▸ Requirement:
Reading the records below, how many lines contain "weight"? Respond with a number and nothing else.

▸ Data records:
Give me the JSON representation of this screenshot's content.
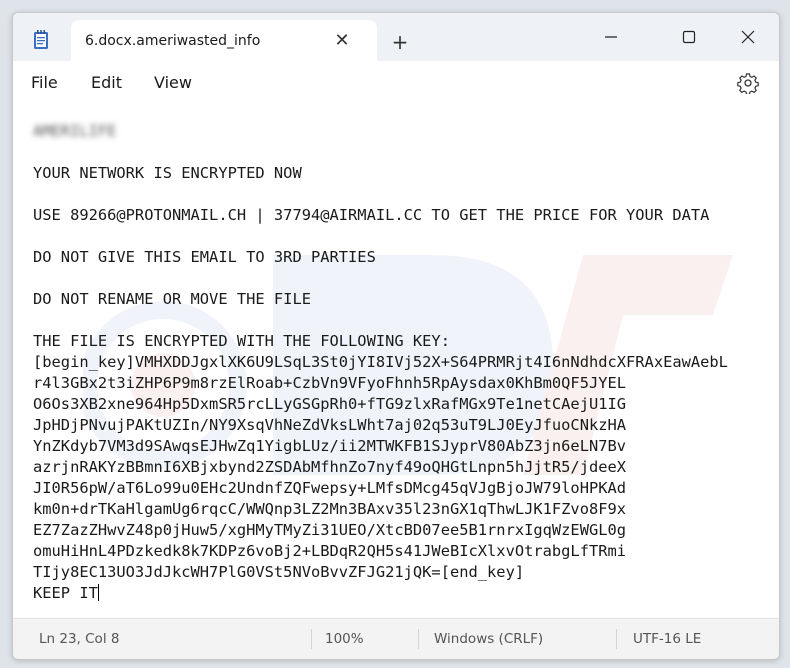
{
  "tab": {
    "title": "6.docx.ameriwasted_info",
    "close_glyph": "✕",
    "new_tab_glyph": "+"
  },
  "menu": {
    "file": "File",
    "edit": "Edit",
    "view": "View"
  },
  "editor": {
    "blurred_line": "AMERILIFE",
    "lines": [
      "",
      "YOUR NETWORK IS ENCRYPTED NOW",
      "",
      "USE 89266@PROTONMAIL.CH | 37794@AIRMAIL.CC TO GET THE PRICE FOR YOUR DATA",
      "",
      "DO NOT GIVE THIS EMAIL TO 3RD PARTIES",
      "",
      "DO NOT RENAME OR MOVE THE FILE",
      "",
      "THE FILE IS ENCRYPTED WITH THE FOLLOWING KEY:",
      "[begin_key]VMHXDDJgxlXK6U9LSqL3St0jYI8IVj52X+S64PRMRjt4I6nNdhdcXFRAxEawAebL",
      "r4l3GBx2t3iZHP6P9m8rzElRoab+CzbVn9VFyoFhnh5RpAysdax0KhBm0QF5JYEL",
      "O6Os3XB2xne964Hp5DxmSR5rcLLyGSGpRh0+fTG9zlxRafMGx9Te1netCAejU1IG",
      "JpHDjPNvujPAKtUZIn/NY9XsqVhNeZdVksLWht7aj02q53uT9LJ0EyJfuoCNkzHA",
      "YnZKdyb7VM3d9SAwqsEJHwZq1YigbLUz/ii2MTWKFB1SJyprV80AbZ3jn6eLN7Bv",
      "azrjnRAKYzBBmnI6XBjxbynd2ZSDAbMfhnZo7nyf49oQHGtLnpn5hJjtR5/jdeeX",
      "JI0R56pW/aT6Lo99u0EHc2UndnfZQFwepsy+LMfsDMcg45qVJgBjoJW79loHPKAd",
      "km0n+drTKaHlgamUg6rqcC/WWQnp3LZ2Mn3BAxv35l23nGX1qThwLJK1FZvo8F9x",
      "EZ7ZazZHwvZ48p0jHuw5/xgHMyTMyZi31UEO/XtcBD07ee5B1rnrxIgqWzEWGL0g",
      "omuHiHnL4PDzkedk8k7KDPz6voBj2+LBDqR2QH5s41JWeBIcXlxvOtrabgLfTRmi",
      "TIjy8EC13UO3JdJkcWH7PlG0VSt5NVoBvvZFJG21jQK=[end_key]"
    ],
    "last_line": "KEEP IT"
  },
  "status": {
    "position": "Ln 23, Col 8",
    "zoom": "100%",
    "line_ending": "Windows (CRLF)",
    "encoding": "UTF-16 LE"
  },
  "colors": {
    "titlebar": "#eef1f6",
    "accent_icon": "#3a6fc4"
  },
  "icons": [
    "notepad-icon",
    "close-icon",
    "plus-icon",
    "minimize-icon",
    "maximize-icon",
    "gear-icon"
  ]
}
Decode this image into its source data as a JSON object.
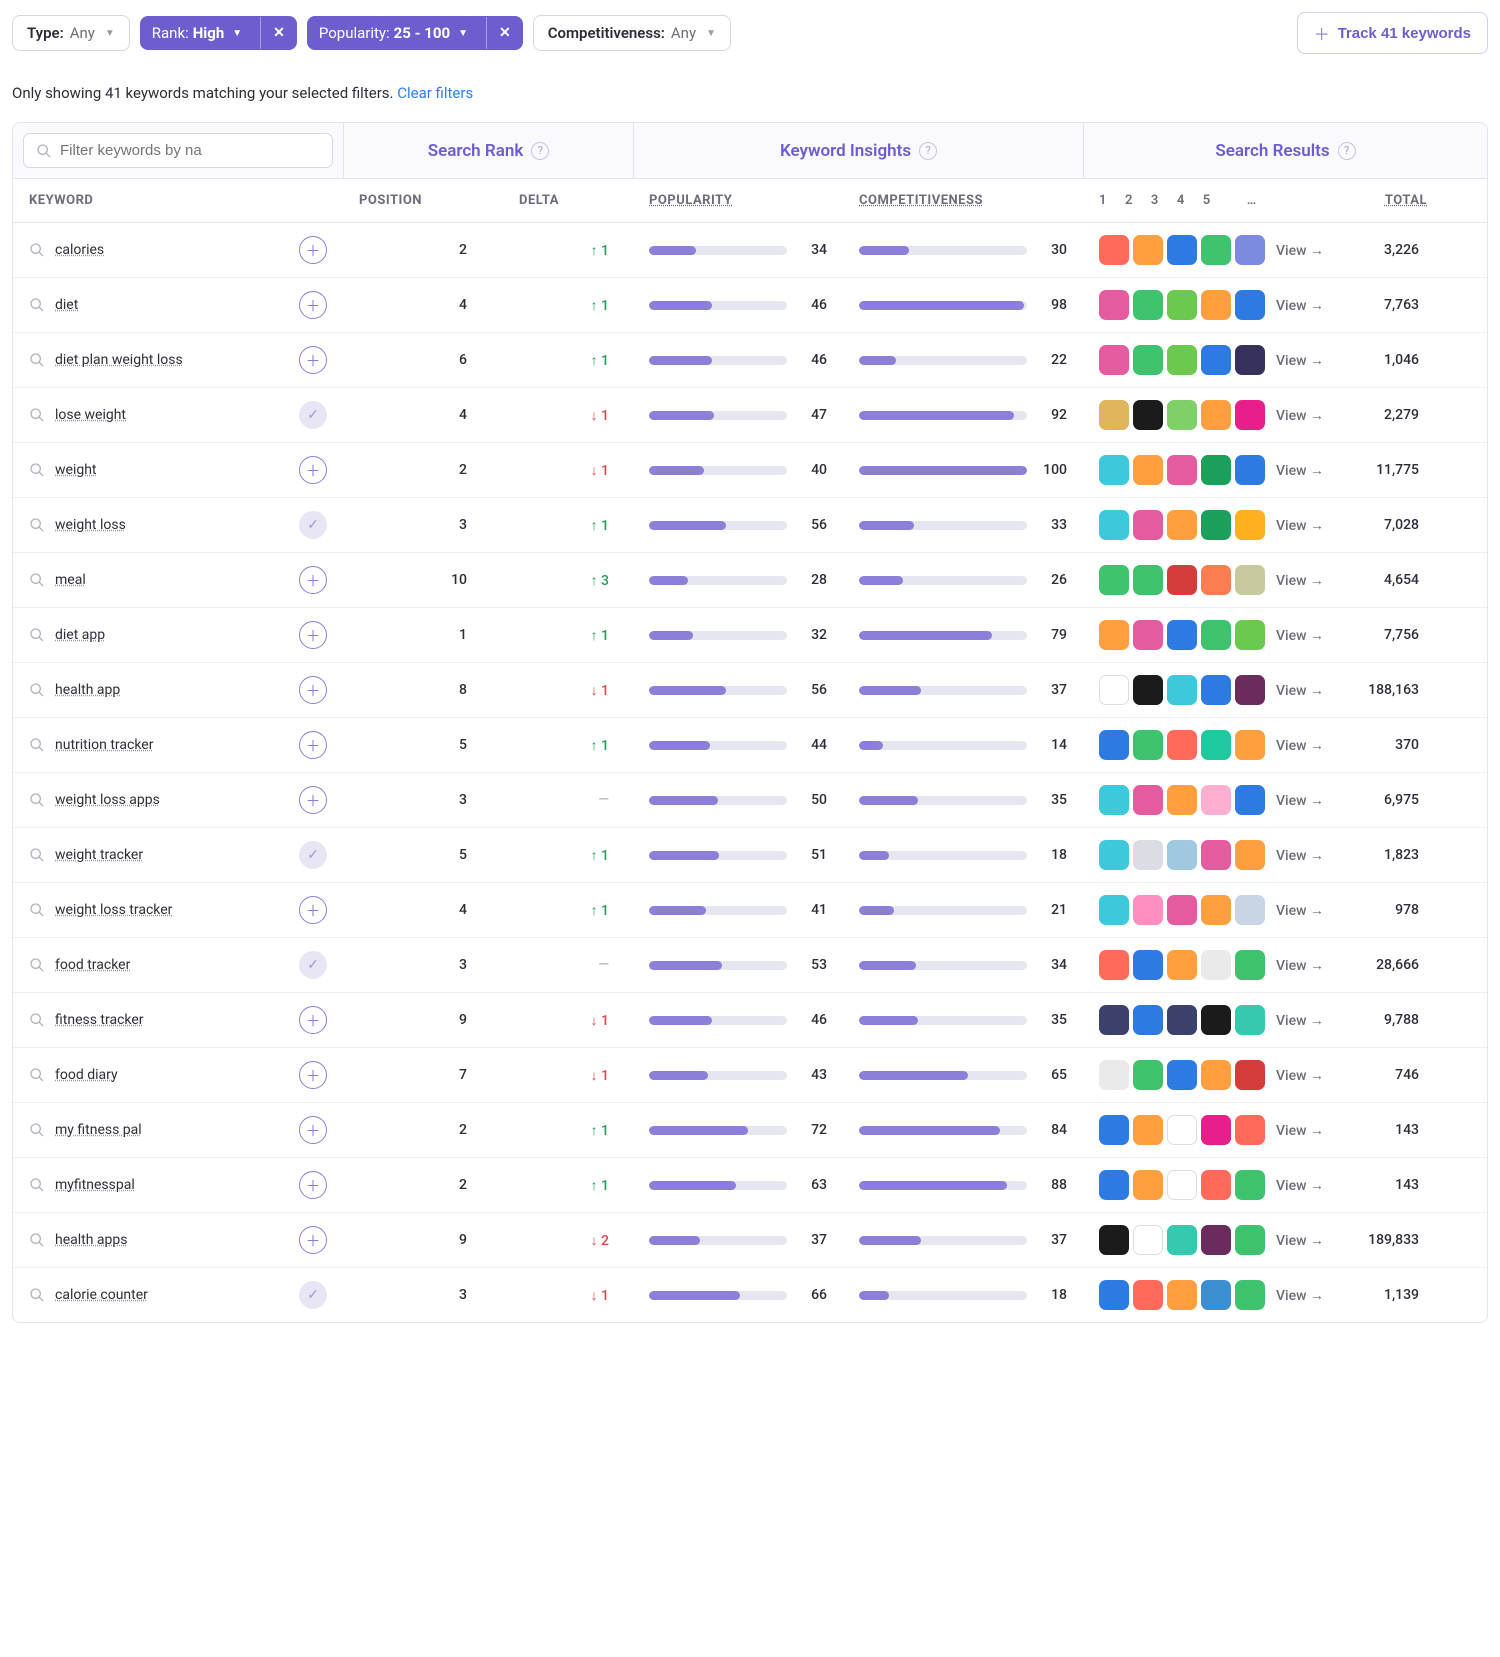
{
  "filters": {
    "type": {
      "label": "Type:",
      "value": "Any"
    },
    "rank": {
      "label": "Rank:",
      "value": "High"
    },
    "popularity": {
      "label": "Popularity:",
      "value": "25 - 100"
    },
    "competitiveness": {
      "label": "Competitiveness:",
      "value": "Any"
    }
  },
  "track_button": "Track 41 keywords",
  "status_text": "Only showing 41 keywords matching your selected filters.",
  "clear_filters": "Clear filters",
  "search_placeholder": "Filter keywords by na",
  "group_headers": {
    "rank": "Search Rank",
    "insights": "Keyword Insights",
    "results": "Search Results"
  },
  "columns": {
    "keyword": "KEYWORD",
    "position": "POSITION",
    "delta": "DELTA",
    "popularity": "POPULARITY",
    "competitiveness": "COMPETITIVENESS",
    "nums": [
      "1",
      "2",
      "3",
      "4",
      "5"
    ],
    "ellipsis": "…",
    "total": "TOTAL"
  },
  "view_label": "View",
  "rows": [
    {
      "keyword": "calories",
      "added": false,
      "position": 2,
      "delta": 1,
      "popularity": 34,
      "competitiveness": 30,
      "apps": [
        "#ff6b5b",
        "#ff9f40",
        "#2d7be0",
        "#3ec26e",
        "#7c8ae0"
      ],
      "total": "3,226"
    },
    {
      "keyword": "diet",
      "added": false,
      "position": 4,
      "delta": 1,
      "popularity": 46,
      "competitiveness": 98,
      "apps": [
        "#e55ba0",
        "#3ec26e",
        "#6bc950",
        "#ff9f40",
        "#2d7be0"
      ],
      "total": "7,763"
    },
    {
      "keyword": "diet plan weight loss",
      "added": false,
      "position": 6,
      "delta": 1,
      "popularity": 46,
      "competitiveness": 22,
      "apps": [
        "#e55ba0",
        "#3ec26e",
        "#6bc950",
        "#2d7be0",
        "#35315c"
      ],
      "total": "1,046"
    },
    {
      "keyword": "lose weight",
      "added": true,
      "position": 4,
      "delta": -1,
      "popularity": 47,
      "competitiveness": 92,
      "apps": [
        "#e0b55b",
        "#1b1b1b",
        "#7fd066",
        "#ff9f40",
        "#e81e8b"
      ],
      "total": "2,279"
    },
    {
      "keyword": "weight",
      "added": false,
      "position": 2,
      "delta": -1,
      "popularity": 40,
      "competitiveness": 100,
      "apps": [
        "#3bc9db",
        "#ff9f40",
        "#e55ba0",
        "#1aa05a",
        "#2d7be0"
      ],
      "total": "11,775"
    },
    {
      "keyword": "weight loss",
      "added": true,
      "position": 3,
      "delta": 1,
      "popularity": 56,
      "competitiveness": 33,
      "apps": [
        "#3bc9db",
        "#e55ba0",
        "#ff9f40",
        "#1aa05a",
        "#ffb020"
      ],
      "total": "7,028"
    },
    {
      "keyword": "meal",
      "added": false,
      "position": 10,
      "delta": 3,
      "popularity": 28,
      "competitiveness": 26,
      "apps": [
        "#3ec26e",
        "#3ec26e",
        "#d43b3b",
        "#ff7d52",
        "#c9c9a0"
      ],
      "total": "4,654"
    },
    {
      "keyword": "diet app",
      "added": false,
      "position": 1,
      "delta": 1,
      "popularity": 32,
      "competitiveness": 79,
      "apps": [
        "#ff9f40",
        "#e55ba0",
        "#2d7be0",
        "#3ec26e",
        "#6bc950"
      ],
      "total": "7,756"
    },
    {
      "keyword": "health app",
      "added": false,
      "position": 8,
      "delta": -1,
      "popularity": 56,
      "competitiveness": 37,
      "apps": [
        "#ffffff",
        "#1b1b1b",
        "#3bc9db",
        "#2d7be0",
        "#6b2b5c"
      ],
      "total": "188,163"
    },
    {
      "keyword": "nutrition tracker",
      "added": false,
      "position": 5,
      "delta": 1,
      "popularity": 44,
      "competitiveness": 14,
      "apps": [
        "#2d7be0",
        "#3ec26e",
        "#ff6b5b",
        "#1ec9a0",
        "#ff9f40"
      ],
      "total": "370"
    },
    {
      "keyword": "weight loss apps",
      "added": false,
      "position": 3,
      "delta": 0,
      "popularity": 50,
      "competitiveness": 35,
      "apps": [
        "#3bc9db",
        "#e55ba0",
        "#ff9f40",
        "#ffb0d0",
        "#2d7be0"
      ],
      "total": "6,975"
    },
    {
      "keyword": "weight tracker",
      "added": true,
      "position": 5,
      "delta": 1,
      "popularity": 51,
      "competitiveness": 18,
      "apps": [
        "#3bc9db",
        "#dcdce5",
        "#a0c8e0",
        "#e55ba0",
        "#ff9f40"
      ],
      "total": "1,823"
    },
    {
      "keyword": "weight loss tracker",
      "added": false,
      "position": 4,
      "delta": 1,
      "popularity": 41,
      "competitiveness": 21,
      "apps": [
        "#3bc9db",
        "#ff8fc0",
        "#e55ba0",
        "#ff9f40",
        "#c9d4e5"
      ],
      "total": "978"
    },
    {
      "keyword": "food tracker",
      "added": true,
      "position": 3,
      "delta": 0,
      "popularity": 53,
      "competitiveness": 34,
      "apps": [
        "#ff6b5b",
        "#2d7be0",
        "#ff9f40",
        "#eaeaea",
        "#3ec26e"
      ],
      "total": "28,666"
    },
    {
      "keyword": "fitness tracker",
      "added": false,
      "position": 9,
      "delta": -1,
      "popularity": 46,
      "competitiveness": 35,
      "apps": [
        "#3b416b",
        "#2d7be0",
        "#3b416b",
        "#1b1b1b",
        "#35c9b0"
      ],
      "total": "9,788"
    },
    {
      "keyword": "food diary",
      "added": false,
      "position": 7,
      "delta": -1,
      "popularity": 43,
      "competitiveness": 65,
      "apps": [
        "#eaeaea",
        "#3ec26e",
        "#2d7be0",
        "#ff9f40",
        "#d43b3b"
      ],
      "total": "746"
    },
    {
      "keyword": "my fitness pal",
      "added": false,
      "position": 2,
      "delta": 1,
      "popularity": 72,
      "competitiveness": 84,
      "apps": [
        "#2d7be0",
        "#ff9f40",
        "#ffffff",
        "#e81e8b",
        "#ff6b5b"
      ],
      "total": "143"
    },
    {
      "keyword": "myfitnesspal",
      "added": false,
      "position": 2,
      "delta": 1,
      "popularity": 63,
      "competitiveness": 88,
      "apps": [
        "#2d7be0",
        "#ff9f40",
        "#ffffff",
        "#ff6b5b",
        "#3ec26e"
      ],
      "total": "143"
    },
    {
      "keyword": "health apps",
      "added": false,
      "position": 9,
      "delta": -2,
      "popularity": 37,
      "competitiveness": 37,
      "apps": [
        "#1b1b1b",
        "#ffffff",
        "#35c9b0",
        "#6b2b5c",
        "#3ec26e"
      ],
      "total": "189,833"
    },
    {
      "keyword": "calorie counter",
      "added": true,
      "position": 3,
      "delta": -1,
      "popularity": 66,
      "competitiveness": 18,
      "apps": [
        "#2d7be0",
        "#ff6b5b",
        "#ff9f40",
        "#3b8fd0",
        "#3ec26e"
      ],
      "total": "1,139"
    }
  ]
}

▸ Response box:
7